WHAT IS NEEDED
Copy every line of the entries that includes the word "receber".
=== Begin Enclosure ===
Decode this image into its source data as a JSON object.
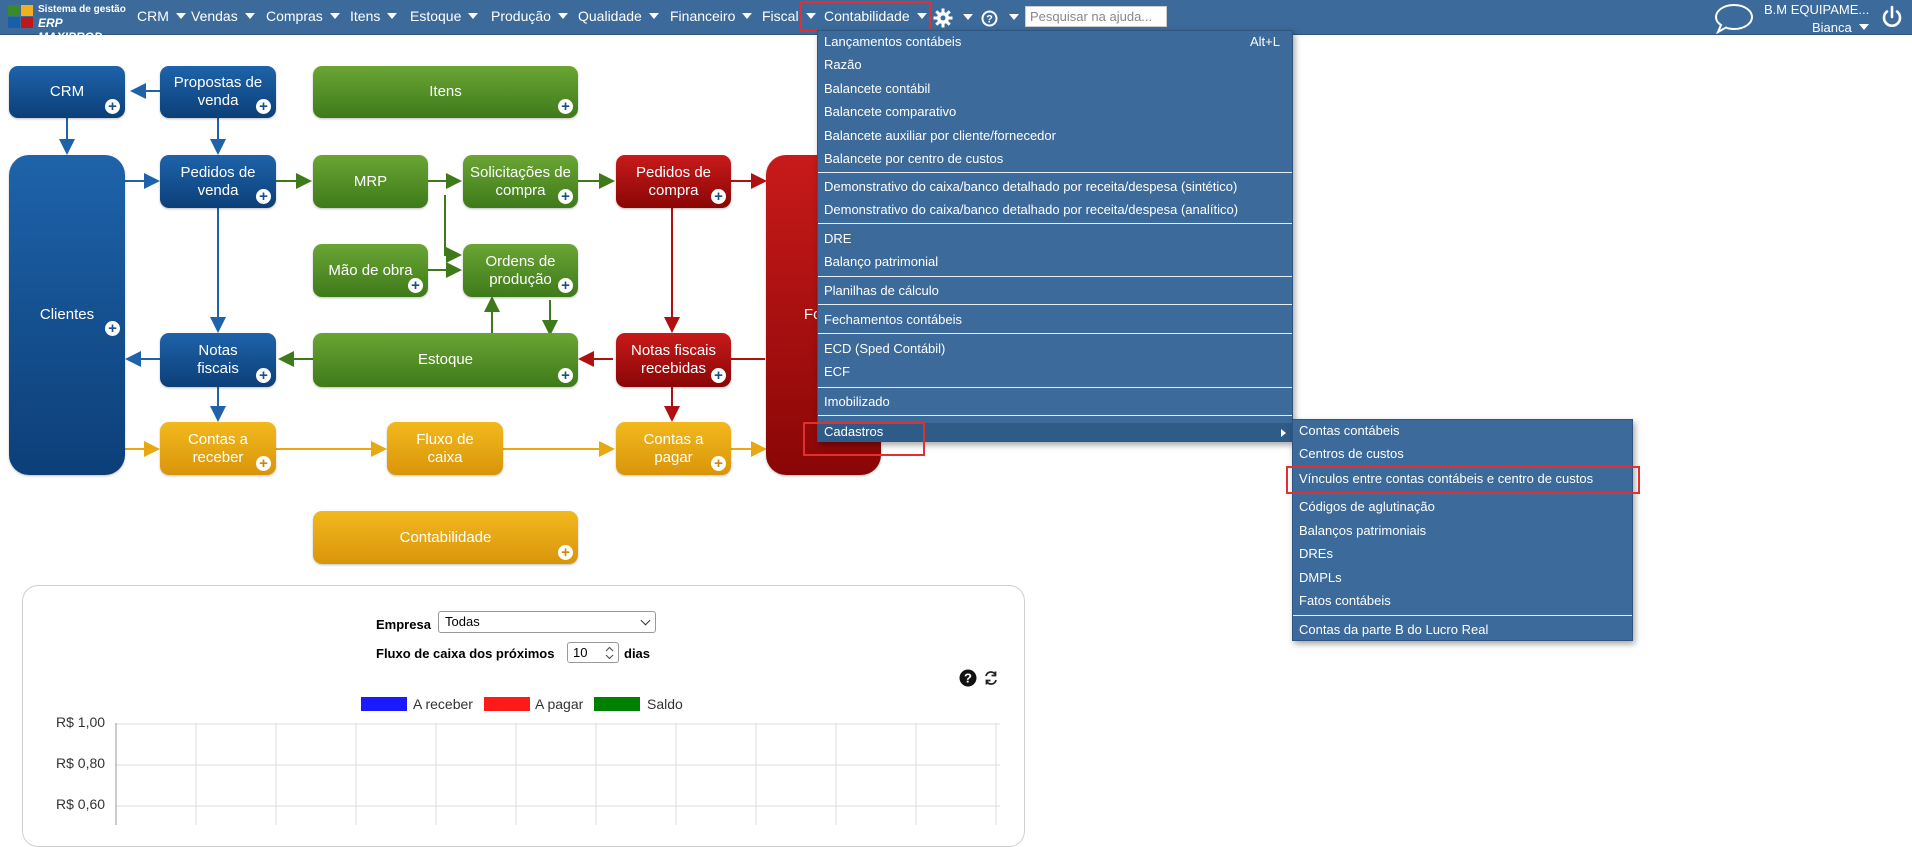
{
  "topbar": {
    "logo_line1": "Sistema de gestão",
    "logo_line2": "ERP MAXIPROD",
    "menus": [
      "CRM",
      "Vendas",
      "Compras",
      "Itens",
      "Estoque",
      "Produção",
      "Qualidade",
      "Financeiro",
      "Fiscal",
      "Contabilidade"
    ],
    "search_placeholder": "Pesquisar na ajuda...",
    "company": "B.M EQUIPAME...",
    "user": "Bianca",
    "icons": [
      "gear-icon",
      "help-icon",
      "chat-icon",
      "power-icon"
    ]
  },
  "flow": {
    "crm": "CRM",
    "propostas": "Propostas de venda",
    "itens": "Itens",
    "clientes": "Clientes",
    "pedidos_venda": "Pedidos de venda",
    "mrp": "MRP",
    "solicitacoes": "Solicitações de compra",
    "pedidos_compra": "Pedidos de compra",
    "fornecedores": "Forne",
    "mao_obra": "Mão de obra",
    "ordens": "Ordens de produção",
    "notas_fiscais": "Notas fiscais",
    "estoque": "Estoque",
    "notas_recebidas": "Notas fiscais recebidas",
    "contas_receber": "Contas a receber",
    "fluxo_caixa": "Fluxo de caixa",
    "contas_pagar": "Contas a pagar",
    "contabilidade": "Contabilidade"
  },
  "dropdown": {
    "items": [
      "Lançamentos contábeis",
      "Razão",
      "Balancete contábil",
      "Balancete comparativo",
      "Balancete auxiliar por cliente/fornecedor",
      "Balancete por centro de custos",
      "Demonstrativo do caixa/banco detalhado por receita/despesa (sintético)",
      "Demonstrativo do caixa/banco detalhado por receita/despesa (analítico)",
      "DRE",
      "Balanço patrimonial",
      "Planilhas de cálculo",
      "Fechamentos contábeis",
      "ECD (Sped Contábil)",
      "ECF",
      "Imobilizado",
      "Cadastros"
    ],
    "shortcut": "Alt+L"
  },
  "submenu": {
    "items": [
      "Contas contábeis",
      "Centros de custos",
      "Vínculos entre contas contábeis e centro de custos",
      "Códigos de aglutinação",
      "Balanços patrimoniais",
      "DREs",
      "DMPLs",
      "Fatos contábeis",
      "Contas da parte B do Lucro Real"
    ]
  },
  "panel": {
    "empresa_label": "Empresa",
    "empresa_value": "Todas",
    "fluxo_label": "Fluxo de caixa dos próximos",
    "days_value": "10",
    "days_label": "dias"
  },
  "chart_data": {
    "type": "line",
    "legend": [
      "A receber",
      "A pagar",
      "Saldo"
    ],
    "colors": [
      "#1a1aff",
      "#ff1a1a",
      "#008000"
    ],
    "y_ticks": [
      "R$ 1,00",
      "R$ 0,80",
      "R$ 0,60"
    ],
    "series": [
      {
        "name": "A receber",
        "values": []
      },
      {
        "name": "A pagar",
        "values": []
      },
      {
        "name": "Saldo",
        "values": []
      }
    ]
  }
}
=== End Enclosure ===
ANSWER SPACE
    "contas_receber": "Contas a receber",
      "A receber",
        "name": "A receber",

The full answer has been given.